In a U.S. federal complaint Dish Network L.L.C. and other media companies named Canadian defendants, Imran Butt and Naeem Butt, among others alleging copyright infringement, trademark infringement, and unfair competition. The U.S. complaint alleged that the defendants unlawfully captured and re-broadcast the plaintiffs’ media content on the World Wide Web through the use of a set-top box that was sold by the defendants.

The plaintiffs obtained default judgment against the Canadian defendants for over $25 million USD in damages along with a permanent injunction enjoining the defendants from infringing on the plaintiffs’ copyrights and intellectual property.  The U.S. judgment was a final judgment and the appeal period had passed.

The plaintiffs commenced an action in Ontario for recognition and enforcement of the U.S. judgment against the Canadian defendants and then brought a motion for summary judgment. The Canadian defendants defended the Ontario enforcement action and claimed that:

  • the U.S. court lacked personal jurisdiction against the Canadian defendants;
  • the plaintiffs had committed a fraud upon the U.S. court; and
  • there was a failure of natural justice as the defendants had not been properly served with the complaint and summons.

With respect to the issue of personal jurisdiction, the Ontario court adopted the findings of the U.S. court and found that the defendants had conducted business in the U.S. jurisdiction to a degree that was beyond what would be considered as fleeting. Specifically, the defendants:

  • sold their products and services to customers in the U.S. jurisdiction;
  • and made use of servers located in the U.S. jurisdiction to sell their products and services.

Accordingly, the Ontario court found that there was a real and substantial connection between the defendants and the U.S. jurisdiction such that the U.S. court had properly exercised personal jurisdiction over the defendants.

With respect to the fraud defense, the defendants submitted that the plaintiffs misled the U.S. court on facts relating to the ownership of the website used to sell the defendants’ products and services. Despite the evidence that the ownership of the website may have been in the name of another company, the Ontario court dismissed the defendants’ defense of fraud and found that:

  • one of the Canadian defendants was the sole director and shareholder of the other company;
  • the other Canadian defendant had purchased the domain name used by the defendants’ business; and
  • the Canadian defendants did not address and had failed to deny the evidence that they controlled the servers in the U.S. jurisdiction that was used to sell the products and services.

Finally, the Canadian defendants submitted that they were denied natural justice by not being properly served with the originating documents that commenced the lawsuit. Imran Butt was a named defendant from the commencement of the U.S. proceeding, but Naeem Butt was added as a defendant in an amended complaint.
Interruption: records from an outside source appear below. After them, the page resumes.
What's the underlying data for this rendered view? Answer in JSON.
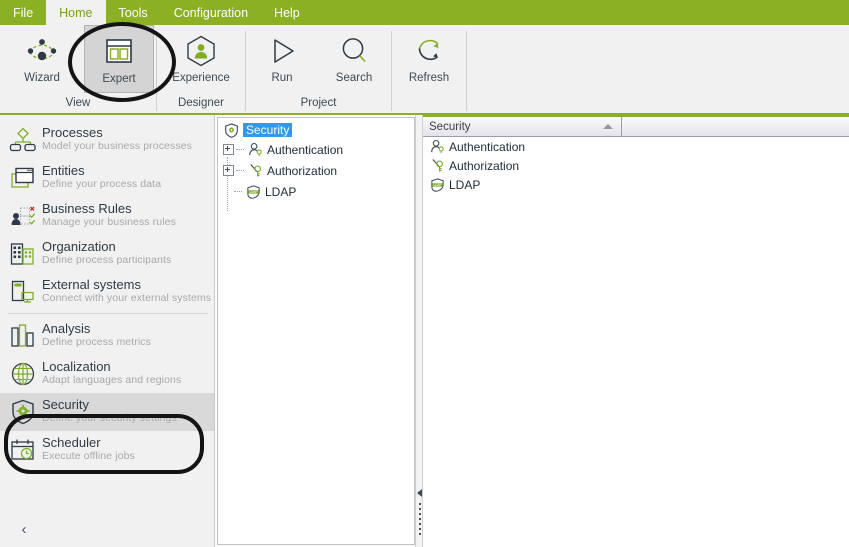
{
  "menu": {
    "items": [
      {
        "label": "File",
        "active": false
      },
      {
        "label": "Home",
        "active": true
      },
      {
        "label": "Tools",
        "active": false
      },
      {
        "label": "Configuration",
        "active": false
      },
      {
        "label": "Help",
        "active": false
      }
    ]
  },
  "ribbon": {
    "groups": [
      {
        "label": "View",
        "buttons": [
          {
            "label": "Wizard",
            "icon": "wizard-icon",
            "selected": false
          },
          {
            "label": "Expert",
            "icon": "expert-icon",
            "selected": true
          }
        ]
      },
      {
        "label": "Designer",
        "buttons": [
          {
            "label": "Experience",
            "icon": "experience-icon",
            "selected": false
          }
        ]
      },
      {
        "label": "Project",
        "buttons": [
          {
            "label": "Run",
            "icon": "run-icon",
            "selected": false
          },
          {
            "label": "Search",
            "icon": "search-icon",
            "selected": false
          }
        ]
      },
      {
        "label": "",
        "buttons": [
          {
            "label": "Refresh",
            "icon": "refresh-icon",
            "selected": false
          }
        ]
      }
    ]
  },
  "sidebar": {
    "items": [
      {
        "title": "Processes",
        "subtitle": "Model your business processes",
        "icon": "processes-icon",
        "active": false
      },
      {
        "title": "Entities",
        "subtitle": "Define your process data",
        "icon": "entities-icon",
        "active": false
      },
      {
        "title": "Business Rules",
        "subtitle": "Manage your business rules",
        "icon": "rules-icon",
        "active": false
      },
      {
        "title": "Organization",
        "subtitle": "Define process participants",
        "icon": "organization-icon",
        "active": false
      },
      {
        "title": "External systems",
        "subtitle": "Connect with your external systems",
        "icon": "external-icon",
        "active": false
      },
      {
        "title": "Analysis",
        "subtitle": "Define process metrics",
        "icon": "analysis-icon",
        "active": false
      },
      {
        "title": "Localization",
        "subtitle": "Adapt languages and regions",
        "icon": "localization-icon",
        "active": false
      },
      {
        "title": "Security",
        "subtitle": "Define your security settings",
        "icon": "security-icon",
        "active": true
      },
      {
        "title": "Scheduler",
        "subtitle": "Execute offline jobs",
        "icon": "scheduler-icon",
        "active": false
      }
    ],
    "collapse_label": "‹"
  },
  "tree": {
    "root": {
      "label": "Security",
      "icon": "security-shield-icon",
      "selected": true
    },
    "nodes": [
      {
        "label": "Authentication",
        "icon": "authentication-icon",
        "expandable": true
      },
      {
        "label": "Authorization",
        "icon": "authorization-icon",
        "expandable": true
      },
      {
        "label": "LDAP",
        "icon": "ldap-icon",
        "expandable": false
      }
    ]
  },
  "list": {
    "columns": [
      {
        "label": "Security",
        "sort": "asc"
      },
      {
        "label": ""
      }
    ],
    "rows": [
      {
        "label": "Authentication",
        "icon": "authentication-icon"
      },
      {
        "label": "Authorization",
        "icon": "authorization-icon"
      },
      {
        "label": "LDAP",
        "icon": "ldap-icon"
      }
    ]
  },
  "colors": {
    "brand_green": "#8cb024",
    "icon_green": "#7fae26",
    "dark_blue": "#2e3a45",
    "selection_blue": "#2e9bf0",
    "annotation": "#141414"
  }
}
Imran Butt submitted that he had not been served with the amended complaint. Naeem Butt claimed that he was not properly served with the amended complaint.

With respect to Imran, the Ontario court found that the amended complaint was substantially similar to the original complaint except for one paragraph that added Naeem as a defendant. In any event, the court found that there was no requirement to serve Imran with the amended complaint because he was noted in default and the claim against him had not changed from those in the original complaint.

As for Naeem, the Ontario court found that Naeem Butt was served with the amended complaint and summons by alternative to personal service. Canada is a non-objecting contracting state to the Hague Service Convention and, accordingly, service by alternative to personal service was held to be appropriate.

The Ontario court granted judgment recognizing and enforcing the U.S. default judgment in its entirety.

Cambridge LLP offers comprehensive Cross-Border Litigation and arbitration services in Canada